Furthermore, it’s important to keep in mind that these Marvel movies take up about six months of his time. For a guy who has expressed an interest in wanting to do more directing and just as an actor who probably wants to play other kinds of characters, the thought of being tied down to one superhero can be daunting. It wouldn’t surprise me if Evans does make a deal similar to Robert Downey Jr. where he plays smaller parts in upcoming Marvel films rather than having to be at the top of the call sheet every day.
Whatever the case may be, we probably won’t know for sure until at least next year since Evans is spending most of his 2017 shooting the next two Avengers movies.
ESQUIRE – The Canadian commandos are the first to jump.
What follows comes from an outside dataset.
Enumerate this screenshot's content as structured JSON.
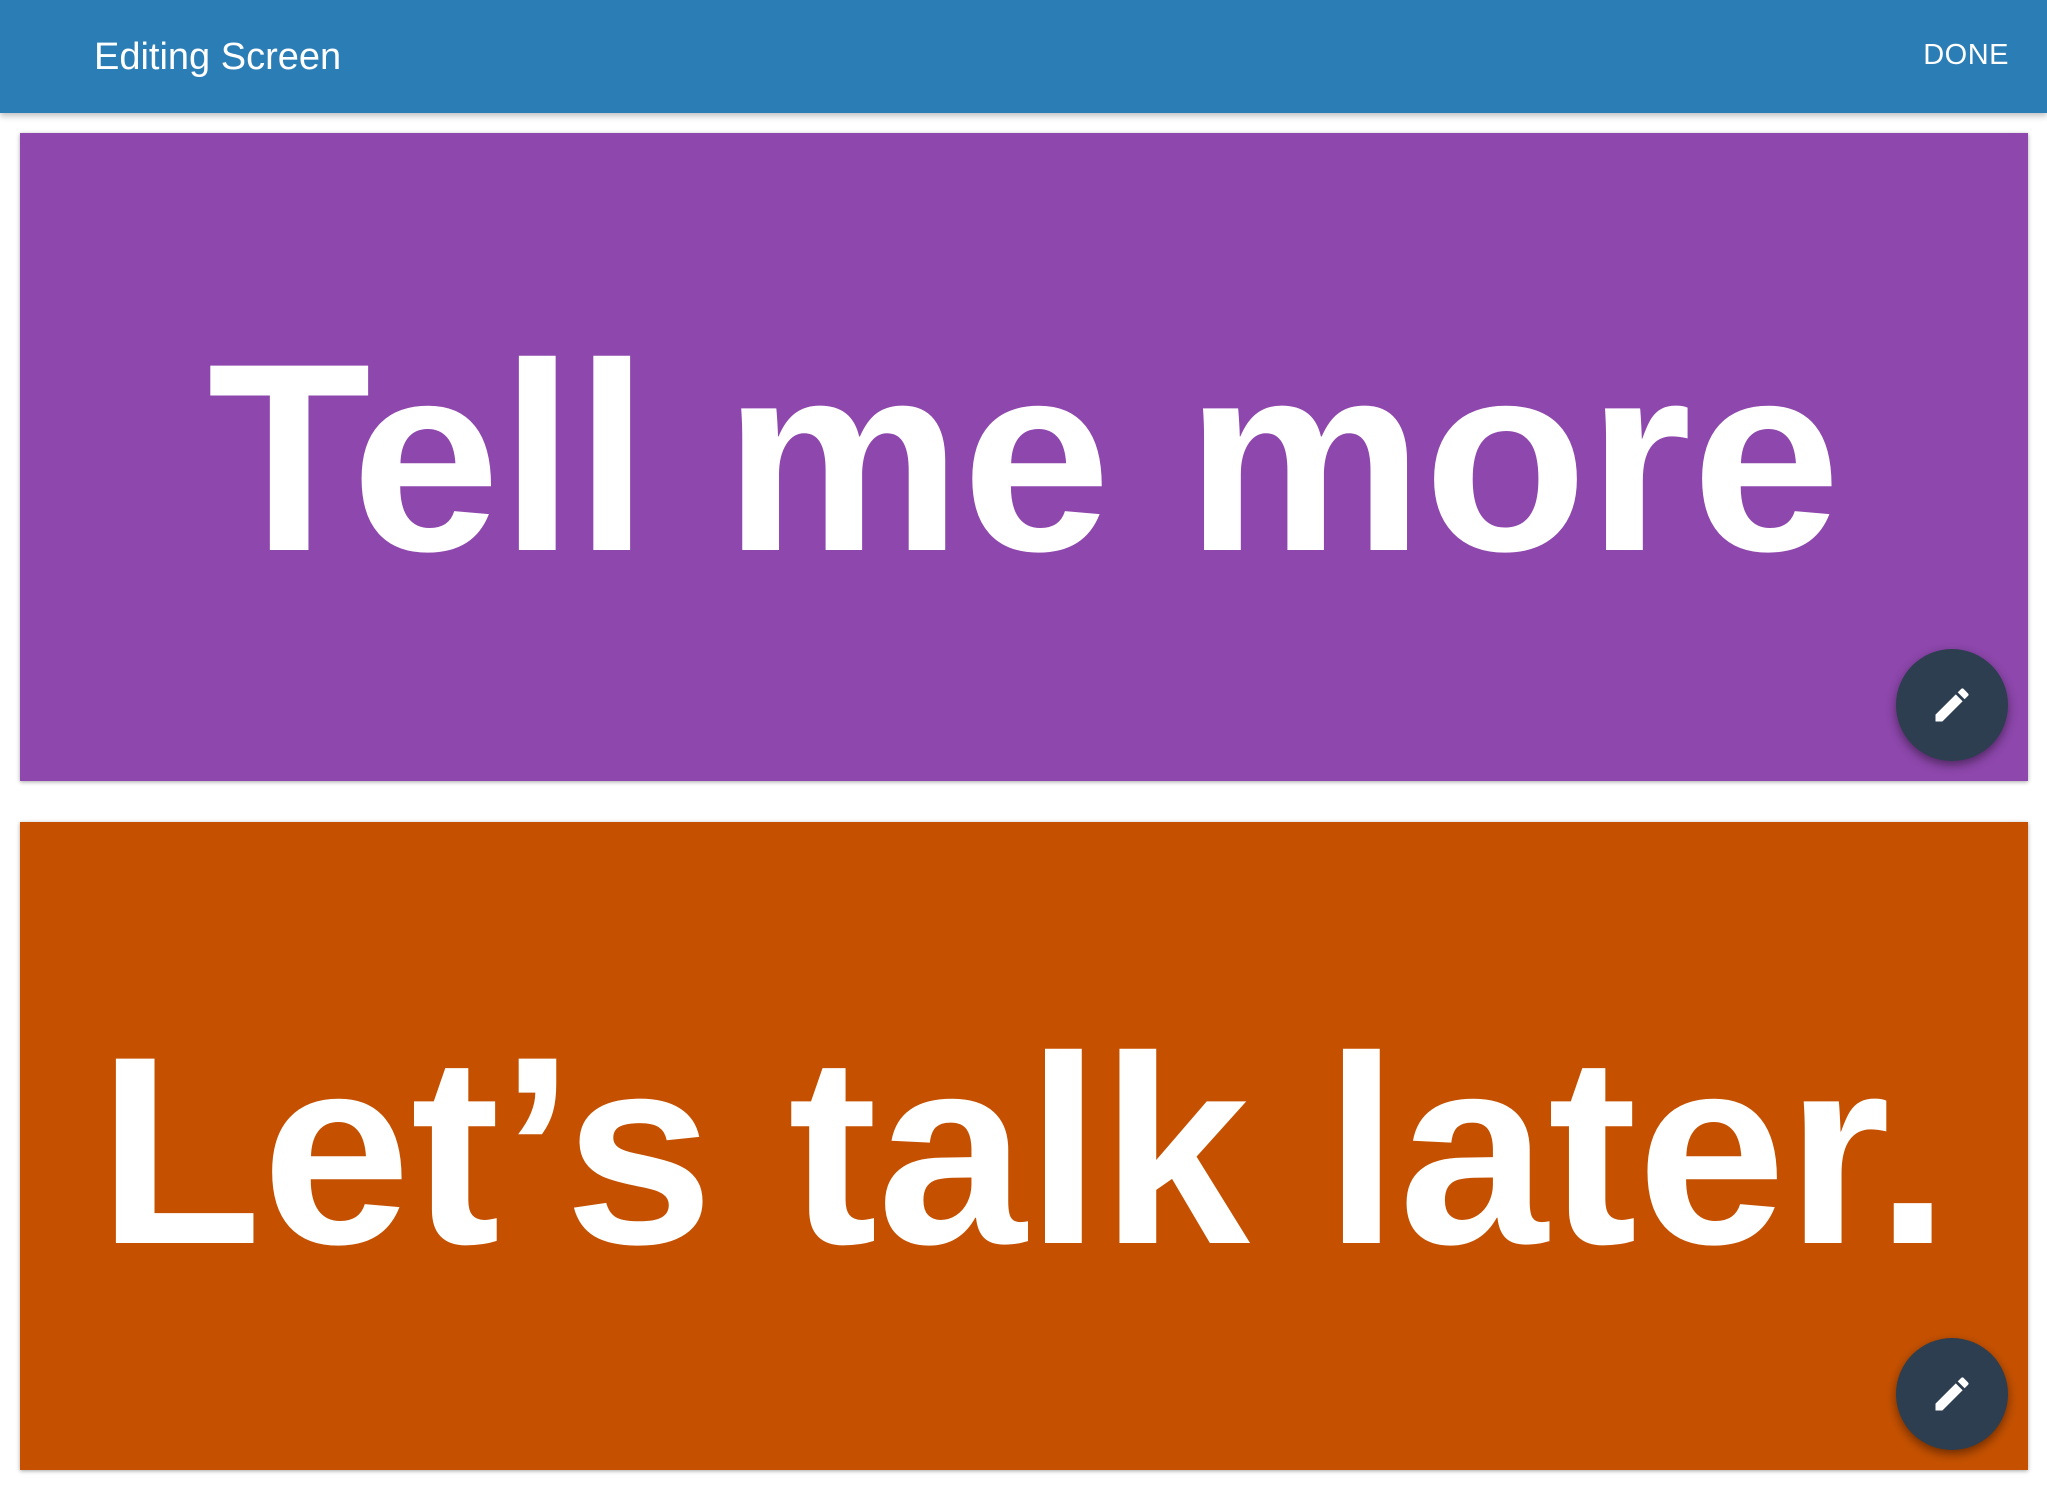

Our plane reaches an altitude of about eight thousand feet; the back door opens. Although it’s a warm winter day below in rural southern California, up here, not so much. In whooshes freezing air and the cold reality that this is actually happening. Out drop the eight commandos, all in black-and-red camouflage, one after the other. For them it’s a training exercise, and Jesus, these crazy bastards are stoked. The last Canuck to exit into the nothingness is a freakishly tall stud with a crew cut and a handlebar mustache; just before he leaps, he flashes a smile our way. Yeah, yeah, we get it: You’re a badass.
Moments later, the plane’s at ten thousand feet, and the next to go are a Middle Eastern couple in their late thirties. These two can’t wait. They are ecstatic. Skydiving is clearly a thing for them. Why? I can’t help thinking. Is it like foreplay? Do they rush off to the car after landing and get it on in the parking lot? They give us the thumbs-up and they’re gone.
Just like that, we’re at 12,500 feet and it’s our turn. Me and Chris Evans, recognized throughout the universe as the star of the Marvel-comic-book-inspired Captain America and Avengers movies. The five films in the series, which began in 2011 with Captain America: The First Avenger, have grossed more than $4 billion.
The two of us, plus four crew members, are the only ones left in the back of the plane. Over the loud drone of the twin propellers, one of the crew members shouts, “Okay, who’s going first?”
Evans and I are seated on benches opposite each other. Neither of us answers. I look at him; he looks at me. I feel like I’ve swallowed a live rat. Evans is over there, all Captain America cool, smiling away.